After over a decade of stagnation, the race is finally on to release mortgage giants Fannie Mae and Freddie Mac from government control and reshape the housing finance system.
The devil is, as always, in the details — except that some of the “details” aren’t so limited in scope. One of the biggest questions in play right now revolves around the question of whether Fannie and Freddie will continue to operate as a duopoly. It’s a question with enormous implications: trillions of dollars of business for industry participants, and access to the American Dream for ordinary households.
As a brief reminder, the two companies were chartered by Congress decades ago to provide liquidity to the U.S. mortgage market. Fannie
don’t make mortgages, but buy the ones that lenders extend to borrowers, helping free up more capacity for the banks to go out and lend more.
During the housing bubble of the early 2000s, the two competed with all kinds of private-sector mortgage players. They extended too much, and too-risky, credit, leading to a liquidity crisis. As the financial system melted down in 2008, they were rushed into government control.
That’s where they’ve remained, until now, as Congress has failed to find a permanent solution for how to release them, and for what the future housing finance system should look like.
The current state of affairs is troubling for a few reasons. The two companies currently guarantee about 45% of all new mortgages, according to data compiled by the Urban Institute. They have almost no capital buffers, as a result of a strange experiment from legislators who tried to force themselves into taking action on the matter. And no one has any idea whether the future state will look a lot like the current one, or be drastically different.
Right now, most housing-watchers are focused on one idea in particular. It was mentioned in a report filed by the two enterprises’ regulator, the Federal Housing Finance Agency, last week.
“The Enterprises’ current duopoly undercuts competition in the market,” said FHFA director Mark Calabria in the regulator’s annual report to Congress. “Increased competition would reduce market reliance on either Enterprise and enhance market stability, as well as benefit home buyers. To promote competition, Congress should authorize additional competitors and provide FHFA chartering authority similar to that of the Office of the Comptroller of the Currency.”
That idea isn’t new. It’s been contemplated ever since the two have been in conservatorship, and expressed more explicitly as a goal in a memo from the White House to the Treasury Department in March.
And it is important to note that it’s highly unlikely Congress will make any motion toward housing finance reform of any kind, least of all something as weighty as allowing a regulatory agency to charter a private company alongside Fannie and Freddie, with the ability to guarantee millions of mortgages, possibly with some implied government support in doing it.

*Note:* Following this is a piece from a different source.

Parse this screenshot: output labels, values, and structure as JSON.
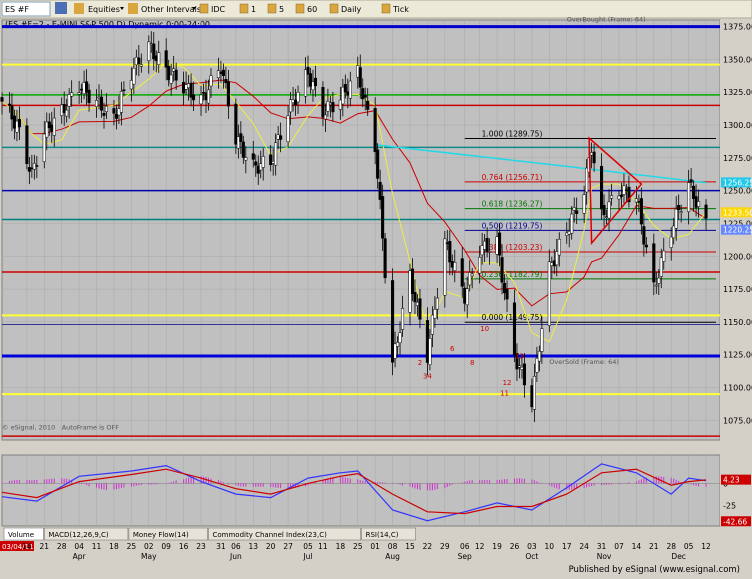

(Some background on why Congress is unlikely to take a leadership role in any reform efforts can be found here: Fannie-Freddie reform could rewrite a familiar Washington script)
As Washington analyst Isaac Boltansky put it in a note in March, “the multi-guarantor construct was repeatedly and methodically criticized throughout the two-day Senate Banking Committee hearing, which underscores the political and practical headwinds it faces; (2) granting new chartering authority would take Congressional action, which remains highly unlikely in the near-term; and (3) even with chartering authority, regulatory and market considerations could dampen interest in forming a new guarantor.”
So far, no company has publicly stated that they want to be a competitor to Fannie and Freddie in guaranteeing mortgages.
The credit rating agency Moody’s had this to say about the Calabria request:
Moody’s stated: “A severe reduction in either companies’ market share would reduce their centrality to the U.S. housing finance market. A materially lower market share would erode the creditworthiness of the two companies and could lead us to reduce our support assumptions for Fannie and Freddie. In addition, more competitors could lead to weaker underwriting standards or price competition, both credit negatives for the GSEs’ creditors.”
That’s essentially what happened during the bubble, when the two companies chased each other — and private lenders — to the bottom in a race for market share. It stands to reason that most housing finance participants would want to avoid such an outcome now.
Housing advocates are watching this issue closely.
“The new guarantors would have little oversight over whether they use the guarantee to further the public interest and make responsible homeownership and affordable rental housing accessible to the full market,” said Mike Calhoun, president of the Center for Responsible Lending, in testimony to Congress in March.
“Most important, the strong incentives for multi-guarantors to maximize revenue would invariably lead to targeting the most lucrative housing markets and the largest, most profitable lenders,” he added.
Earlier coverage: Congress wouldn’t do it, so Fannie and Freddie reformed themselves